Provided data:
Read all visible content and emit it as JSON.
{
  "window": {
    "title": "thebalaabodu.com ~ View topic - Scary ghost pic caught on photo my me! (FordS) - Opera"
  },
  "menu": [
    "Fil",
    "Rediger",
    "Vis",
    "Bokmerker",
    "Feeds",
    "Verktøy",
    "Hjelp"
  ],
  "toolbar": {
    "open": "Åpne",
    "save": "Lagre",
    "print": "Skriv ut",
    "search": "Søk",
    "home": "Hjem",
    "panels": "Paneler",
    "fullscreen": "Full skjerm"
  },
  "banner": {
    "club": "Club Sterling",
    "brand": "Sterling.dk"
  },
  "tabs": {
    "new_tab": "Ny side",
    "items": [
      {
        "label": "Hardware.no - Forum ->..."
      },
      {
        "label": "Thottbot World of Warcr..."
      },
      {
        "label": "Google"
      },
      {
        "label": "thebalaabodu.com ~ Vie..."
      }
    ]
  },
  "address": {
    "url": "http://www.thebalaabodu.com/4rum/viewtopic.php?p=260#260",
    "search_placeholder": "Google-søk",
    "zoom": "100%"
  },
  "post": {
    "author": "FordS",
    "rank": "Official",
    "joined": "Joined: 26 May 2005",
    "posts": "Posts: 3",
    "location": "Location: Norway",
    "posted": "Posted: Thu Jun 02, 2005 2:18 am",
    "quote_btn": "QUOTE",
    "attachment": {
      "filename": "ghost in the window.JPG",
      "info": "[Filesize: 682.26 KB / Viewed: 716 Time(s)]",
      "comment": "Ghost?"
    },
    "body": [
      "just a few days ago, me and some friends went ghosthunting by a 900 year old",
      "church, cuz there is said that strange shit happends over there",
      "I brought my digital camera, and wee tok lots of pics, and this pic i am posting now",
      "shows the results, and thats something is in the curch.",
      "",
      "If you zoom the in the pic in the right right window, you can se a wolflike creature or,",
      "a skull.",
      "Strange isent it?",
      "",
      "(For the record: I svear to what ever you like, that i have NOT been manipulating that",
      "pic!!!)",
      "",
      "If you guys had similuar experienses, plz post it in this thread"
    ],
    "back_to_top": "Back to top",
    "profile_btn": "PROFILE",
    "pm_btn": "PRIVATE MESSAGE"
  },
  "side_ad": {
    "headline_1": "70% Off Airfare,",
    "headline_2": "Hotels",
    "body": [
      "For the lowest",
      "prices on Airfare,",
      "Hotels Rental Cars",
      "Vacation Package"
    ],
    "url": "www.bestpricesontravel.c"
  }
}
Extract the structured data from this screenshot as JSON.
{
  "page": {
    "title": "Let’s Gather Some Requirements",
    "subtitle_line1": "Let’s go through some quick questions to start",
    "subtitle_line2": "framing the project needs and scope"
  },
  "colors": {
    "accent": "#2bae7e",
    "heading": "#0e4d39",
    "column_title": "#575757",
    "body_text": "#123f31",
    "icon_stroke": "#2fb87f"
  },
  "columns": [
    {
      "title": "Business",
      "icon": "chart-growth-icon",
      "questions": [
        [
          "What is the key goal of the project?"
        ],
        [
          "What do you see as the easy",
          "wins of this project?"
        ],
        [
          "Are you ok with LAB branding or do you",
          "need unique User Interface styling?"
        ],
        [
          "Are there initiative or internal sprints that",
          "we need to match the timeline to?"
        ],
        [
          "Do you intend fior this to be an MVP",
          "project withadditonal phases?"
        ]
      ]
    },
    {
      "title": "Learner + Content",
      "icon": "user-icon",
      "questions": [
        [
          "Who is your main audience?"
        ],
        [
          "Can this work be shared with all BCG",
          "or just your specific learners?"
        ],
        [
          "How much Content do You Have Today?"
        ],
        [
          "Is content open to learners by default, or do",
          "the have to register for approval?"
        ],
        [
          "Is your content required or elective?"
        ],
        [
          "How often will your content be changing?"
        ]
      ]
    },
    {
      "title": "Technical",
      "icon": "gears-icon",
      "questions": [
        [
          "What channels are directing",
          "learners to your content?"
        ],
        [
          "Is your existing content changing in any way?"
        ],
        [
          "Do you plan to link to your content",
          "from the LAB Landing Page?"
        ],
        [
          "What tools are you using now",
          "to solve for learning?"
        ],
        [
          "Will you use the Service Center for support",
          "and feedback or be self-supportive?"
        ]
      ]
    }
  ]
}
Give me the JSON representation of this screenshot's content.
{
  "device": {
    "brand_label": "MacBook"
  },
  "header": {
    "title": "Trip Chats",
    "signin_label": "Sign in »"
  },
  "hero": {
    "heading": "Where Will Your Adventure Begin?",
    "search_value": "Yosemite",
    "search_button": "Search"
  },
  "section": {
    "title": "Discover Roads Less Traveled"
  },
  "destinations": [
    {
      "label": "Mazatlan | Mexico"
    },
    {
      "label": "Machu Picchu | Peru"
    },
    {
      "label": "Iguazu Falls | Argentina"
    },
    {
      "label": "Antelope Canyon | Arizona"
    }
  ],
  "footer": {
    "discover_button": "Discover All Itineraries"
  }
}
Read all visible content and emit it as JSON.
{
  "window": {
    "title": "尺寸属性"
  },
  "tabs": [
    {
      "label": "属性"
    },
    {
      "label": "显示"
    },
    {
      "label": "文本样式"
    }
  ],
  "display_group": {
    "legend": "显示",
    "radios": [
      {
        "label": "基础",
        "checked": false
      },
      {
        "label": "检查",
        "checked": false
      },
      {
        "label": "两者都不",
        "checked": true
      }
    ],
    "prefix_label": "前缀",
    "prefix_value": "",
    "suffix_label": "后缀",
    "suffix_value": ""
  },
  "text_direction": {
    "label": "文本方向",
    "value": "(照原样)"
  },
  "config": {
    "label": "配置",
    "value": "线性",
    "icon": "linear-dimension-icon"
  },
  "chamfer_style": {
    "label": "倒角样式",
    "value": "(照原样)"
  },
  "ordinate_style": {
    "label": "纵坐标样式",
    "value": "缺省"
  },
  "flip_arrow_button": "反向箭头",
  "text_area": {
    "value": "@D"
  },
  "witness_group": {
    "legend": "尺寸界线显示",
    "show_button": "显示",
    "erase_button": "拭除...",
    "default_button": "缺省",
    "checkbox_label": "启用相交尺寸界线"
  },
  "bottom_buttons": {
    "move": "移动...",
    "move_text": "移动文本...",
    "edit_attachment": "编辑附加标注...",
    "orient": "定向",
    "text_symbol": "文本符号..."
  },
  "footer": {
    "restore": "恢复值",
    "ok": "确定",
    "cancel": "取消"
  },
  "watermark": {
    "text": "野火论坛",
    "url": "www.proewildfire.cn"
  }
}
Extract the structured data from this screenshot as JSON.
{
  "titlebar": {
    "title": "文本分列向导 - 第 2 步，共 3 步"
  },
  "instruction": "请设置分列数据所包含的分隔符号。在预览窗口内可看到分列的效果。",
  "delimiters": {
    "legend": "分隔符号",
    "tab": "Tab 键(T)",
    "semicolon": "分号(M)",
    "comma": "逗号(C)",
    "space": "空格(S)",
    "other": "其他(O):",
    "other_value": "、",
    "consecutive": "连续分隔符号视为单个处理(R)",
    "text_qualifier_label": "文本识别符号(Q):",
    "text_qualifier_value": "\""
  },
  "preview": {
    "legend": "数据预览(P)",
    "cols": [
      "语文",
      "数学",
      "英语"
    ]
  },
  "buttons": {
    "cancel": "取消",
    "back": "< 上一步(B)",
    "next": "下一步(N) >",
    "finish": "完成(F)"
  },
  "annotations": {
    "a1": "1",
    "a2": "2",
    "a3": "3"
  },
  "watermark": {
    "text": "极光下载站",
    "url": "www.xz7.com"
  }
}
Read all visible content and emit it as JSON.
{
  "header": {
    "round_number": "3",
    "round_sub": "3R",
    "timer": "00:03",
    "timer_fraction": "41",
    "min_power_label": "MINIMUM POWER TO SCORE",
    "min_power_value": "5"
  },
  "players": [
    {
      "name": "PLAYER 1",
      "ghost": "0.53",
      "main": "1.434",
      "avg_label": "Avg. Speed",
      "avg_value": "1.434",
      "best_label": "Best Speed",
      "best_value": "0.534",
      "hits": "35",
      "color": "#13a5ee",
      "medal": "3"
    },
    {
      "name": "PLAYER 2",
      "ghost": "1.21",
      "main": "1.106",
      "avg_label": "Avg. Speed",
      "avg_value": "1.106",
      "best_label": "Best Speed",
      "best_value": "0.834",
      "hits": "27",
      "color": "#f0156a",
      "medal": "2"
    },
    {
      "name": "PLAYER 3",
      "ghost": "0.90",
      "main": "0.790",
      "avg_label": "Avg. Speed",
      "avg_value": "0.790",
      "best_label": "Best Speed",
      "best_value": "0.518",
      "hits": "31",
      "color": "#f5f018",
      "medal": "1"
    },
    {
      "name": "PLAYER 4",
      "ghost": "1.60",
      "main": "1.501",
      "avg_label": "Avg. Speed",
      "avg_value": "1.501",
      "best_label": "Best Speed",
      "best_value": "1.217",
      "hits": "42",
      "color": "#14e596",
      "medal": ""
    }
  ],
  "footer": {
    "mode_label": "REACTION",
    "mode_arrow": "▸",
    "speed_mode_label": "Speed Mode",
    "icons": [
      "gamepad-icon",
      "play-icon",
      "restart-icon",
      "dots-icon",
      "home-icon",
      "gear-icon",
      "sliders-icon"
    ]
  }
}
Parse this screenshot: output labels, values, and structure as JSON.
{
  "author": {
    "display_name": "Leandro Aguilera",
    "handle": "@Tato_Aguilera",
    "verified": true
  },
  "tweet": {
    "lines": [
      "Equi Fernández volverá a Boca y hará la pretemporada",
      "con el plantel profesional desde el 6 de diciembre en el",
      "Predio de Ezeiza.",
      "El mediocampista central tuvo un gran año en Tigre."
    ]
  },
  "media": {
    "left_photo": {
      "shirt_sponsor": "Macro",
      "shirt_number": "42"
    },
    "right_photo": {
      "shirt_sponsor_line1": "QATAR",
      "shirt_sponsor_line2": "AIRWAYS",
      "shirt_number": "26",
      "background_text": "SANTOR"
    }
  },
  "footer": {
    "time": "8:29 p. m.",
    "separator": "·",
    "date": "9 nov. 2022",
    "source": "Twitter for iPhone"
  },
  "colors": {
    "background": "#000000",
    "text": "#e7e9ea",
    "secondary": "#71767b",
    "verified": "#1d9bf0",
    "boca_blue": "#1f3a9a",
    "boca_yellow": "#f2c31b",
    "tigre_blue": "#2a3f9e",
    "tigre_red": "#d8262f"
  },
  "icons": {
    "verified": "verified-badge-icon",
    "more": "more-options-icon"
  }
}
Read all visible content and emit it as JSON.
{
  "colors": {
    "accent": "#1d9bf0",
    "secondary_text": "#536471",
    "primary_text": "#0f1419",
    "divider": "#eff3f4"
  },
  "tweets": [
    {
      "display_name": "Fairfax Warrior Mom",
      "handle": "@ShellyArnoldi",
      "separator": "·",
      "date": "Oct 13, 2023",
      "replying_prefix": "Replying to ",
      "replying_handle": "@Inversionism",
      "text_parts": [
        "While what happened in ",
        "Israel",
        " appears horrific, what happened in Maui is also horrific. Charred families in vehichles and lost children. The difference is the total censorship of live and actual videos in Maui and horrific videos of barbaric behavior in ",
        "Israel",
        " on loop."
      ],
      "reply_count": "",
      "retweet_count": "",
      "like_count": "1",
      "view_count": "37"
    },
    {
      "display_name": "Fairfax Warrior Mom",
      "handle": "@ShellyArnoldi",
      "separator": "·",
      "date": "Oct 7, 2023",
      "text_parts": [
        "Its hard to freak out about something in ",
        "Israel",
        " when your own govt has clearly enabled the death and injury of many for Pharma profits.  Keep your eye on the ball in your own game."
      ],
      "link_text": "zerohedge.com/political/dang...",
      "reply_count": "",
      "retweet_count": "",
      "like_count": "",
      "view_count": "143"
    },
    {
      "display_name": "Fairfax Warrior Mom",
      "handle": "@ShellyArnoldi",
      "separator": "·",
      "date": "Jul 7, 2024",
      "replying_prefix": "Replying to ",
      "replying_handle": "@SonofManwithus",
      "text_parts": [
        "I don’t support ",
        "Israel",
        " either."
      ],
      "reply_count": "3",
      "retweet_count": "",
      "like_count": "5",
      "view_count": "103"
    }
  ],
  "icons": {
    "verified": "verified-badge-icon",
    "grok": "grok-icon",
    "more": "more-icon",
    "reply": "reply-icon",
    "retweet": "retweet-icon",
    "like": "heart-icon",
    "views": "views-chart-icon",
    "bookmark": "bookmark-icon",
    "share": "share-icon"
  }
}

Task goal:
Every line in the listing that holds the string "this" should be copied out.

Answer box:
      "I brought my digital camera, and wee tok lots of pics, and this pic i am posting now",
      "If you guys had similuar experienses, plz post it in this thread"
Extract the structured data from this screenshot as JSON.
          "wins of this project?"
          "Do you intend fior this to be an MVP",
          "Can this work be shared with all BCG",
Give me the JSON representation of this screenshot's content.
Extract the structured data from this screenshot as JSON.
Parse this screenshot: output labels, values, and structure as JSON.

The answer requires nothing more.